ABOUT THIS TASK
Find how many lines in the listing below include the word "weight". Give that number only.
__________________________________________________
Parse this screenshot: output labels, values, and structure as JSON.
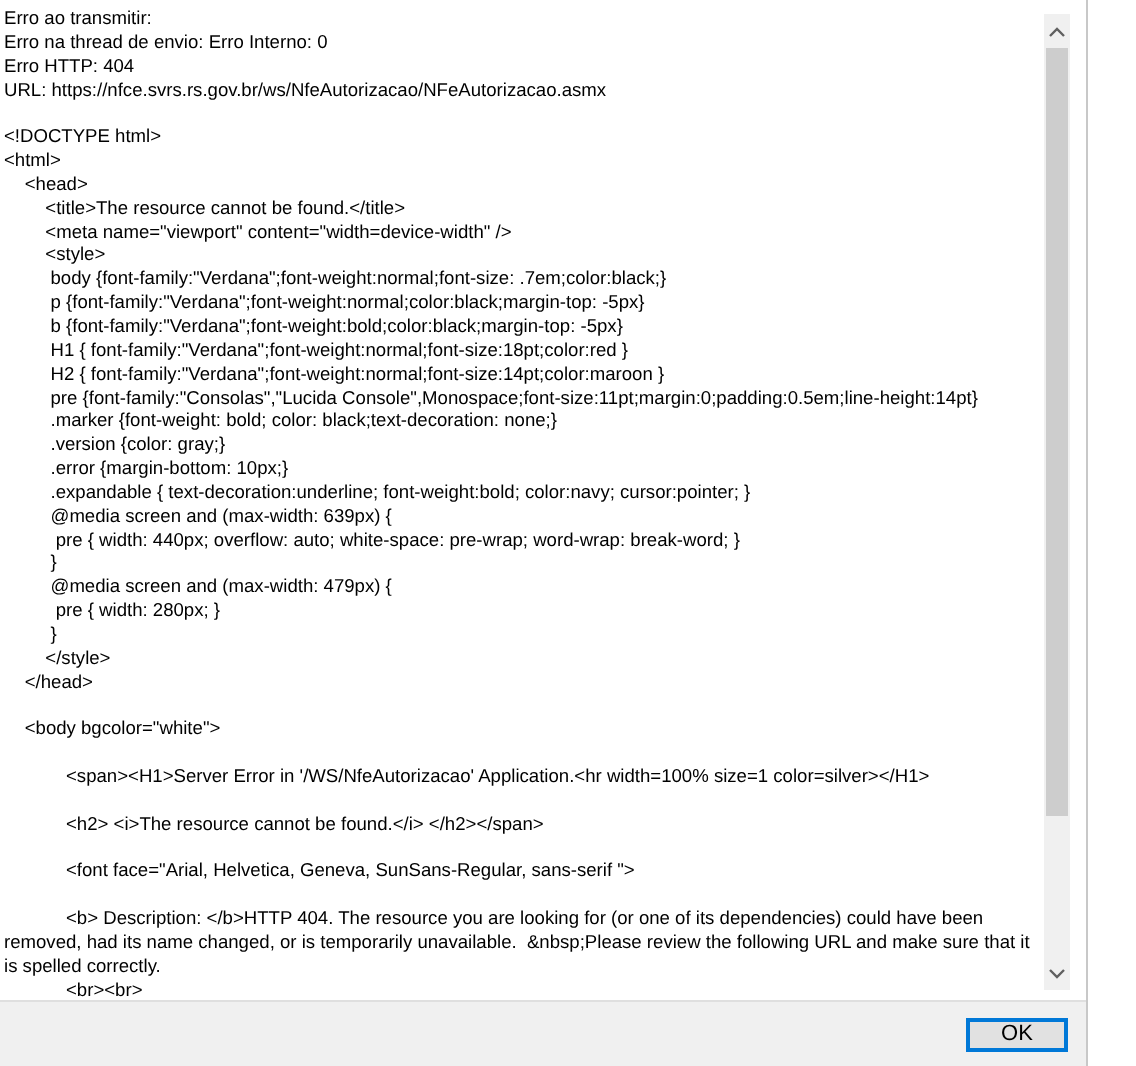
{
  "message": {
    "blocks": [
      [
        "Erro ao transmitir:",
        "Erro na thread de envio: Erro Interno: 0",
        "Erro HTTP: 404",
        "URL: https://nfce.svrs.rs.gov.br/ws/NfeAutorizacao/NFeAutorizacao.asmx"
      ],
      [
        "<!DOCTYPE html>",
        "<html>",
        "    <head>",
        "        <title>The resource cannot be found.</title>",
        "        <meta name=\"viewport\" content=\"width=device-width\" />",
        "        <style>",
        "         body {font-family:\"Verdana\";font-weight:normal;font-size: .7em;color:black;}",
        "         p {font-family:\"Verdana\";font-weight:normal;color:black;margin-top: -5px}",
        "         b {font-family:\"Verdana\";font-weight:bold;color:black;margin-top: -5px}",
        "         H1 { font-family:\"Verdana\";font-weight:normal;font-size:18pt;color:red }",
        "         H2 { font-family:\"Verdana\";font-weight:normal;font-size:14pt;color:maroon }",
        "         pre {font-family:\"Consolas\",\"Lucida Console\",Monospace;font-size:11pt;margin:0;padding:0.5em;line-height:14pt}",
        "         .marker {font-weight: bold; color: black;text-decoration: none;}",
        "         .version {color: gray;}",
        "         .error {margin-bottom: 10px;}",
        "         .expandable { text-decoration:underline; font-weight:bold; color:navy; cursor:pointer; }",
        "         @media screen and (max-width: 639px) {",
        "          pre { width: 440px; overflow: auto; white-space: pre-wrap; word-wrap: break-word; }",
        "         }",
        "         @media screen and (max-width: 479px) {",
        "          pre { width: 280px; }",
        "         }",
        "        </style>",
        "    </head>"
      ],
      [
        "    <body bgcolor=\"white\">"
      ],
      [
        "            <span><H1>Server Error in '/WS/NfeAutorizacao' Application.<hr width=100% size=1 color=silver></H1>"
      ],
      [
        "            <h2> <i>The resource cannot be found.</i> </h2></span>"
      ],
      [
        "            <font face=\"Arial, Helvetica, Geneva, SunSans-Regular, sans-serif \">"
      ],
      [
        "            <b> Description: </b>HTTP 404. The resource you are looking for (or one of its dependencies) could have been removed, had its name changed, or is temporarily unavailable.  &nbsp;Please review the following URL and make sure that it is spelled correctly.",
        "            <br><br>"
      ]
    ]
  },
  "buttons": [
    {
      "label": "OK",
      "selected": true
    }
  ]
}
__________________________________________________
RESPONSE TO THIS TASK
7